A little girl was watching her mother prepare a fish for dinner. Her mother cut the head and tail off the fish and then placed it into a baking pan. The little girl asked her mother why she cut the head and tail off the fish. Her mother thought for a while and then said, ‘I’ve always done it that way—that’s how babicka (Czech for grandma) did it’.
Not satisfied with the answer, the little girl went to visit her grandma to find out why she cut the head and tail off the fish before baking it. Grandma thought for a while and replied, ‘I don’t know. My mother always did it that way’.
So the little girl and the grandma went to visit great grandma to find out if she knew the answer.

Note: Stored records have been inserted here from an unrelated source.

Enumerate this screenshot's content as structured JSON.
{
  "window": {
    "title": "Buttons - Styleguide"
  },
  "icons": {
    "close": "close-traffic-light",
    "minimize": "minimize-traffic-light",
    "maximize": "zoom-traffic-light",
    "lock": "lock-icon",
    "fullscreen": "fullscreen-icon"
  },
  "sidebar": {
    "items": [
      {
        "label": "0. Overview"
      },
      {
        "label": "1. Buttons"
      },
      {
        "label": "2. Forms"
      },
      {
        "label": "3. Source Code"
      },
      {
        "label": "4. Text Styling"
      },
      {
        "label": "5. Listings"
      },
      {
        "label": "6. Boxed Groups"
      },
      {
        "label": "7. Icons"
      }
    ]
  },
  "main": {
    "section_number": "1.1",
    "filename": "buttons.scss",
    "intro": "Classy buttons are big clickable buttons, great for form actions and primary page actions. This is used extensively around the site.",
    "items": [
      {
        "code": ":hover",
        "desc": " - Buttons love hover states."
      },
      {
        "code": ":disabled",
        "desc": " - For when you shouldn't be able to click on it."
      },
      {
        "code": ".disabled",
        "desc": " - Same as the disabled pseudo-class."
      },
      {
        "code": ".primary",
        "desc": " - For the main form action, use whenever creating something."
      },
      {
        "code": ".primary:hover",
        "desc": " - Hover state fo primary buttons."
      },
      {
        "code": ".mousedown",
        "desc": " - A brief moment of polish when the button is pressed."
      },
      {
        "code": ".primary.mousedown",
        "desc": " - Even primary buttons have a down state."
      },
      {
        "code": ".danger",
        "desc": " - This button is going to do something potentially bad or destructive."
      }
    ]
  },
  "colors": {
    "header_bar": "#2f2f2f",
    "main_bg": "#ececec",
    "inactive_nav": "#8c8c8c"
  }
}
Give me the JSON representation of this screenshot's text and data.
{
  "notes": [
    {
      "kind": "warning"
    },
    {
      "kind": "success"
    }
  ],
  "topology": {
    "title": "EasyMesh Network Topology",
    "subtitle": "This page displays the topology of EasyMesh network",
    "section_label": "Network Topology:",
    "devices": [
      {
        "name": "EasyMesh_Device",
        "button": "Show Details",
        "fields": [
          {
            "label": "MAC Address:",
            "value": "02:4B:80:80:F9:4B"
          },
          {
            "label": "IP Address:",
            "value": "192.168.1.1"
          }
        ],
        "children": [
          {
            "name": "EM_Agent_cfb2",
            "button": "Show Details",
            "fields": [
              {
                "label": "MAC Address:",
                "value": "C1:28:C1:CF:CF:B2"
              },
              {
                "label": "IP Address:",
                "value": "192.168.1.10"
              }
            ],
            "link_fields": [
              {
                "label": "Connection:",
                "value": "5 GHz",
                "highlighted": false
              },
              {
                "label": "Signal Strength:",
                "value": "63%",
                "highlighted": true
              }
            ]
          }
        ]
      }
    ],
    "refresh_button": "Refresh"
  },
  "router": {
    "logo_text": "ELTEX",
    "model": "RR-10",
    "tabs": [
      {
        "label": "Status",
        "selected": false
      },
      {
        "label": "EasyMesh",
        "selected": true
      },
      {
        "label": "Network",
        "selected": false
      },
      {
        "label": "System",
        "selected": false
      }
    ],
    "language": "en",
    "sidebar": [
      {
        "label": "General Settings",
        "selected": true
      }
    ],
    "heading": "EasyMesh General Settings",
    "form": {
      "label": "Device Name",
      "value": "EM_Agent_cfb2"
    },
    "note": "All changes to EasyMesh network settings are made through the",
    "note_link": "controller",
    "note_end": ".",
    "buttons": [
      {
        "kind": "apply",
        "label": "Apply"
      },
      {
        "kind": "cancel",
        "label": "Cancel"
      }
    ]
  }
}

Great grandma thought for a while and said, ‘Because my baking pan was too small to fit in the whole fish’.
-Ack M Hamanova
Some of you may have come across this fable before, and others may now be wondering ‘what does this have to do with my professional practice as an educator?’ The fish baking story illustrates how easy it is to keep doing something a certain way just because ‘that’s the way it’s always been done’. This provides an opportunity for reflection on current practices, and the personal beliefs we hold that drive these.
Each educator in your team will hold different beliefs about educational practices, and what’s best for children— even though that belief may not necessarily be based on fact. Sometimes this clouds our judgement and we become unclear about the purpose of our actions. Certain beliefs may become embedded in the service culture, where even new educators quickly pick up on the practices that are ‘just the way we do things around here’.
Can you think of certain practices and routines that you engage in that may be based on a belief rather than serving a clear purpose for children and their families?
These identified practices can be explored as part of a collaborative approach to critical reflection. Having a clear purpose when educators ask children and families to engage in certain actions and routines is important. This involves knowing the intention behind these practices, and expected outcomes for learning, development and the building of relationships.
As you go about your day with children take a few moments, particularly in those routine times, to pause and reflect. Consider whether you and your team are clear on why you do what you do. As a team, discuss whether there are intentional outcomes for children, and if not, whether this is because ‘that’s the way it’s always been done’.
Reflecting on the beliefs that drive our actions and practices is one way to identify those that could be replaced or altered to add more meaning for children. This helps to ensure each moment children spend in early learning services is truly valued by educators.
This article was originally published in Every Child magazine here.